“This fight matters even if you lose.” That’s how Jeremy Young of PEN America, a national organization that promotes freedom of speech, publication and thought, concluded an inspiring message to a recent gathering of Florida professors at New College in Sarasota.
Detailing the ongoing depredations of “educational censorship,” not only in Florida but throughout our country, Young warned us that there is likely a great deal of suffering still to come. As I was simultaneously preparing a lecture for my course on the history of Renaissance and Reformation Europe — a critical segment of the “Western Civilization” that we have been encouraged to teach by the governor — I was reminded of a paragraph of Michel de Montaigne’s essay “Of Cannibals,” written around 1580. While some may turn their eyes away from the courageous person who loses in battle for a just cause, Montaigne observed, that person “is killed, but not conquered. The most valiant are often the most unfortunate. So there are triumphant losses that are more to be envied than victories.”
The Austrian novelist, biographer and refugee from Nazi oppression Stefan Zweig opened his own 1936 book “The Right to Heresy” with this paragraph from Montaigne. The small book focuses on the reactions of a brave dissident to the execution of a “heretic” in John Calvin’s Geneva in 1553. The authoritarian leader of theocratic Geneva, Calvin ordered that Miguel Serveto be arrested and burned at the stake, together with his books, for his opinions on the trinitarian or unitarian nature of God — even though he had just arrived in Geneva as a refugee from the Spanish Inquisition.

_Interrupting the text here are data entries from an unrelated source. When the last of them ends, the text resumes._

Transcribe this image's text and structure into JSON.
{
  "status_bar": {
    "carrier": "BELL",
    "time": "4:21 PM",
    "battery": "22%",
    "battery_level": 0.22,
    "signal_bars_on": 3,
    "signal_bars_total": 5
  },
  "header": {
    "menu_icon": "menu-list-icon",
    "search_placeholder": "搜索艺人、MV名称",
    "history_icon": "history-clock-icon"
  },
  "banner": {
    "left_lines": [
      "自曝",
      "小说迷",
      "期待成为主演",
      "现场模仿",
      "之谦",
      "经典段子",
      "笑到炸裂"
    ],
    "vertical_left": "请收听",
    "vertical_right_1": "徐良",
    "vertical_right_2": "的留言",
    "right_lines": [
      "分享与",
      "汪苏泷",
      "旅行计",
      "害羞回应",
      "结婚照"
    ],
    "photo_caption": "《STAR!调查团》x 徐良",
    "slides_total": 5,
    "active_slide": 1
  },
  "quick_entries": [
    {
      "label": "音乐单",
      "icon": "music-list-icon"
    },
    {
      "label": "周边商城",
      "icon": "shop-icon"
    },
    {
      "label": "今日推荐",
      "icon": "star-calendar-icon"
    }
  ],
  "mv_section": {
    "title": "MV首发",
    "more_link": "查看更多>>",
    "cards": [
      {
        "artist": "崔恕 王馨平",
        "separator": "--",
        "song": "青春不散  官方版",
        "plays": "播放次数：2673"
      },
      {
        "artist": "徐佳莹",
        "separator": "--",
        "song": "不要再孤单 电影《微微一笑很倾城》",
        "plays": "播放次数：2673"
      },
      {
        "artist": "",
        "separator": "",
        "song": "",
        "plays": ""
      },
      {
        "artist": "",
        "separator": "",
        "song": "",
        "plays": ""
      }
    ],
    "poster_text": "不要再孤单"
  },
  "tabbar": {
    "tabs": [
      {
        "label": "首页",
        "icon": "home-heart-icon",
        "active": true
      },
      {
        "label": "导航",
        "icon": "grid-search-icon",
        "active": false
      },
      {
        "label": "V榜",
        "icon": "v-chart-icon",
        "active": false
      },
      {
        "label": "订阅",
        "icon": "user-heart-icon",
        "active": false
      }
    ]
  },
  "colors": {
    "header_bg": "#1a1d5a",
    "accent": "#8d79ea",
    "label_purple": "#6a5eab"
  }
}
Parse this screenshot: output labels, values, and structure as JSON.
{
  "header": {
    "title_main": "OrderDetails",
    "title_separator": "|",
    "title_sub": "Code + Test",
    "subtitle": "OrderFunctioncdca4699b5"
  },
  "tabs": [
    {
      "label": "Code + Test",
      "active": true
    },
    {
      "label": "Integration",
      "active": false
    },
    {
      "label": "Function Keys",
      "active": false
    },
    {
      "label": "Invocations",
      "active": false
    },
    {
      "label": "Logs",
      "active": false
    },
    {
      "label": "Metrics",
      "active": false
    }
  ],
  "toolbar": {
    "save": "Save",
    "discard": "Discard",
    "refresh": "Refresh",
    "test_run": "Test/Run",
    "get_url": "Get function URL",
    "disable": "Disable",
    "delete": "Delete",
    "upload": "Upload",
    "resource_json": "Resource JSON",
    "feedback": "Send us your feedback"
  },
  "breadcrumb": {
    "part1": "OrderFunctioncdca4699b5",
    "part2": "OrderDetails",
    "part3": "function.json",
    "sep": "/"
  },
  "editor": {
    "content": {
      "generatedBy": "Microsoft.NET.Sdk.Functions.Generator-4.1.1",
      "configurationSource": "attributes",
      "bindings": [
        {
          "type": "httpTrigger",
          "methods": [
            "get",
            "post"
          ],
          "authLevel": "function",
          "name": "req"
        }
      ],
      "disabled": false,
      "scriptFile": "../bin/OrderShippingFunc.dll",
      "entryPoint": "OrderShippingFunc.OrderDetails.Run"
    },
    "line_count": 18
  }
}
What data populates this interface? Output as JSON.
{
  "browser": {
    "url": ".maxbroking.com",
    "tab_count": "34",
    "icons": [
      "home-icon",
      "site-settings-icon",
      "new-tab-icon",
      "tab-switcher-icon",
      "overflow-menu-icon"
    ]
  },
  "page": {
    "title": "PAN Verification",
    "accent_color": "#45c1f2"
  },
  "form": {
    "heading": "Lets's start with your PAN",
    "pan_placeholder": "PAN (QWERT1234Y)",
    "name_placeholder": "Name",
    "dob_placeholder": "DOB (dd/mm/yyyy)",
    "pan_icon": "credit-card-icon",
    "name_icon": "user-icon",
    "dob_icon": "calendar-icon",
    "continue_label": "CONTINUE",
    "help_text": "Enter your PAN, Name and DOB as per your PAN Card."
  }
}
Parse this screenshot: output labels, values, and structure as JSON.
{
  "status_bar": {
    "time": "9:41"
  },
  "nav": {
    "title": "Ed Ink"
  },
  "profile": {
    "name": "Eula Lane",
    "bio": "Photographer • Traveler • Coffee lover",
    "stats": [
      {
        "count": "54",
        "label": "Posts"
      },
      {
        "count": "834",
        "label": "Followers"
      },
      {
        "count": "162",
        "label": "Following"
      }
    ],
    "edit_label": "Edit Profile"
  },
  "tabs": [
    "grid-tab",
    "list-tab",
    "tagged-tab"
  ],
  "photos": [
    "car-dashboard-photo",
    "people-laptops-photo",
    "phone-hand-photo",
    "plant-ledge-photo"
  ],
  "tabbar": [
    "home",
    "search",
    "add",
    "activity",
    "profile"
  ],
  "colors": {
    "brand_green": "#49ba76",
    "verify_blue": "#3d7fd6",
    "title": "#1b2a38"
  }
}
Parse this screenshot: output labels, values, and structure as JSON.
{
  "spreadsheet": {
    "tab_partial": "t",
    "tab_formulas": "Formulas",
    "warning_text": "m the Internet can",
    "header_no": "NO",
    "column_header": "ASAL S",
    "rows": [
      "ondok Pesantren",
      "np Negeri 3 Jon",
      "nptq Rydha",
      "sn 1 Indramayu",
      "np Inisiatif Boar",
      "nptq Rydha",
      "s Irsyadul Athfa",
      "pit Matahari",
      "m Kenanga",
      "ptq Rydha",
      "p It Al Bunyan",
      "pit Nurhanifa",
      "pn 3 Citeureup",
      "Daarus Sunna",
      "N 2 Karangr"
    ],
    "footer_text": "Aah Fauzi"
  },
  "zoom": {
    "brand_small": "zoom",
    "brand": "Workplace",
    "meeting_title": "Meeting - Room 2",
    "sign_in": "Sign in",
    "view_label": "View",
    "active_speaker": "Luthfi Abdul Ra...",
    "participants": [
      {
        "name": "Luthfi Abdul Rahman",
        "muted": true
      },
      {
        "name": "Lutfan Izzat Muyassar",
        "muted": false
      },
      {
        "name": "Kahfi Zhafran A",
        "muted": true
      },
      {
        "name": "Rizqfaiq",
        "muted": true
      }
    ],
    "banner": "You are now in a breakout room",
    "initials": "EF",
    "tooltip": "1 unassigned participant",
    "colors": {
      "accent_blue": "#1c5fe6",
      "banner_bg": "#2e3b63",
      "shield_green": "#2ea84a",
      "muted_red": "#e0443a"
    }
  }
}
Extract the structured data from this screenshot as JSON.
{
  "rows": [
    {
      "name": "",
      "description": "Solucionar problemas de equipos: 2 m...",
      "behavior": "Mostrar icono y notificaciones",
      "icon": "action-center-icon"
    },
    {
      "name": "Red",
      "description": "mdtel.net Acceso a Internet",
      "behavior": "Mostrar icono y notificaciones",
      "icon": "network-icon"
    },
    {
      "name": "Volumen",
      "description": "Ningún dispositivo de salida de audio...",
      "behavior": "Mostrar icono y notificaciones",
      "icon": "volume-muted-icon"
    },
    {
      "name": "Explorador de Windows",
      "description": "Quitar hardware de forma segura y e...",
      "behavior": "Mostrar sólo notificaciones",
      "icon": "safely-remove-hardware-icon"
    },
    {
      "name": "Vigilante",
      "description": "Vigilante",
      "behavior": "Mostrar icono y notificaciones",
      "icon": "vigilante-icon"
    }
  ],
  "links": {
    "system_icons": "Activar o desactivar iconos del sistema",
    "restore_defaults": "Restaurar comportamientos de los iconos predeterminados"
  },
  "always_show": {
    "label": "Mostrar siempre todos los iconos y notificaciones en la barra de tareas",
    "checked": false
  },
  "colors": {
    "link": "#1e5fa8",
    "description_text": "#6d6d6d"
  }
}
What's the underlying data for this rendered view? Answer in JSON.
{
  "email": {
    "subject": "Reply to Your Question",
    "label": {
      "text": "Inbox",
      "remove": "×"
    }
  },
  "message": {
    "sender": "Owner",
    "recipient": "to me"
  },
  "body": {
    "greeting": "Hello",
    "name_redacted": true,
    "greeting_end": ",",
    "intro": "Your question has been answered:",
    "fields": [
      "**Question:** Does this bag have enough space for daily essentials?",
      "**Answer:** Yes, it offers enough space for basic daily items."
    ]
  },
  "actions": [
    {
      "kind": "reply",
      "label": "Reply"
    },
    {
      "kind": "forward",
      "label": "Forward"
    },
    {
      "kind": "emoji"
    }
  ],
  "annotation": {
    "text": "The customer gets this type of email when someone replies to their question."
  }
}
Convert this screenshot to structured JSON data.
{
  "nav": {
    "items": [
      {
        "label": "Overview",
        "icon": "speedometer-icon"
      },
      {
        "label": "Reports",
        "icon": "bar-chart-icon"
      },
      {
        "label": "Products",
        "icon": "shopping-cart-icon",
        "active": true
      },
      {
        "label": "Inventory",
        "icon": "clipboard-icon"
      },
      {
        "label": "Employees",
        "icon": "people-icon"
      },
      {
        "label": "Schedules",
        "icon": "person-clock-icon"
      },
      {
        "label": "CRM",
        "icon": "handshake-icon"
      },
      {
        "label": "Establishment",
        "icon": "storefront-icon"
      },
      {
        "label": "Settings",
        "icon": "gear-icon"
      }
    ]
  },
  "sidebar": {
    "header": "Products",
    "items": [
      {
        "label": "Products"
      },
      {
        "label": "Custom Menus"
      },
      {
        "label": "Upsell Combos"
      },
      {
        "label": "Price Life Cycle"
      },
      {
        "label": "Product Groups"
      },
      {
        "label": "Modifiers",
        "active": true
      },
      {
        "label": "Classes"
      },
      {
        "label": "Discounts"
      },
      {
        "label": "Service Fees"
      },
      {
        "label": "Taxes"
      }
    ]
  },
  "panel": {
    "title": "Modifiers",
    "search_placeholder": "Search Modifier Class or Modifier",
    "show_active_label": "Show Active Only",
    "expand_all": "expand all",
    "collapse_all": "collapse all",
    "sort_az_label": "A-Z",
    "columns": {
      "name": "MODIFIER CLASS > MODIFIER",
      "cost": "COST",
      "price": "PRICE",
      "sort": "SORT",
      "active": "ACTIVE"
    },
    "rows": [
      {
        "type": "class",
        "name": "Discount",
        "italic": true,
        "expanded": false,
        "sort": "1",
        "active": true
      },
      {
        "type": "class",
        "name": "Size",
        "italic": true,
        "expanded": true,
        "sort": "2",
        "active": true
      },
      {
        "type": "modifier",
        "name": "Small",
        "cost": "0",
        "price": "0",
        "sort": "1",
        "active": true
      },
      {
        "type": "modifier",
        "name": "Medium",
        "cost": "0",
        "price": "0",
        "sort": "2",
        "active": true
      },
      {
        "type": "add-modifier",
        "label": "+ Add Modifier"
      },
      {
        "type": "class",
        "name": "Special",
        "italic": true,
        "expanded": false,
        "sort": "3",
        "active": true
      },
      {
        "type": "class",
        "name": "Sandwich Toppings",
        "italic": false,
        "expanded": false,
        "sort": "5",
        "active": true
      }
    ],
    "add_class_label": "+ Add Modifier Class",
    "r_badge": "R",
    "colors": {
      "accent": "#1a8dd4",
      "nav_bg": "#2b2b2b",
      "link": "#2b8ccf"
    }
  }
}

Calvin received praise from most sectors of both Catholic and Protestant Europe for what he had done in this case, but the Protestant intellectual Sebastian Castellio, Calvin’s former friend and a former Geneva resident, denounced Serveto’s trial and punishment. In the midst of his own era of book-burnings, Zweig pointed out what he called Castellio’s “immortal words” in reaction to this judicial murder: “‘To kill a man never defends a doctrine, but instead kills a man. When the Genevese executed Serveto, they were not defending a doctrine, but sacrificing a man. We do not testify our own faith by burning another, but only by our readiness to be burned on behalf of this faith.’”
Pointing out the moral for his own time, Zweig commented, “Truth can be spread, but it cannot be forced.” Drawing on the flood of speeches he had recently heard in Europe, he insisted that “no doctrine becomes sounder, no truth truer, because of screaming and zealotry; nor can violent propaganda become more effective by getting worked up into a rage. Still less does a doctrine or a philosophy become truer by hunting down the individuals whose conscience compels them to go against it.”
Castellio and Montaigne lived in the darkest and bitterest of times, when, for nearly a full century, Christians in Western Europe tore each other apart over religious differences. Executing heretics only generated even more horrific violence in the 16th century. Banning books from libraries, mandating approved curricula and stifling free discussion in a classroom will not replace one idea with another in the 21st. Will we, in this state, have the courage to stand by truth-telling and freedom of conscience, and against censorship, indoctrination and elimination of those whose views are not endorsed by the current government?
Jonathan S. Perry is an associate professor of history at the Sarasota-Manatee Campus of the University of South Florida, and he also appeared as a contestant on the television program “Jeopardy!” in February 2023.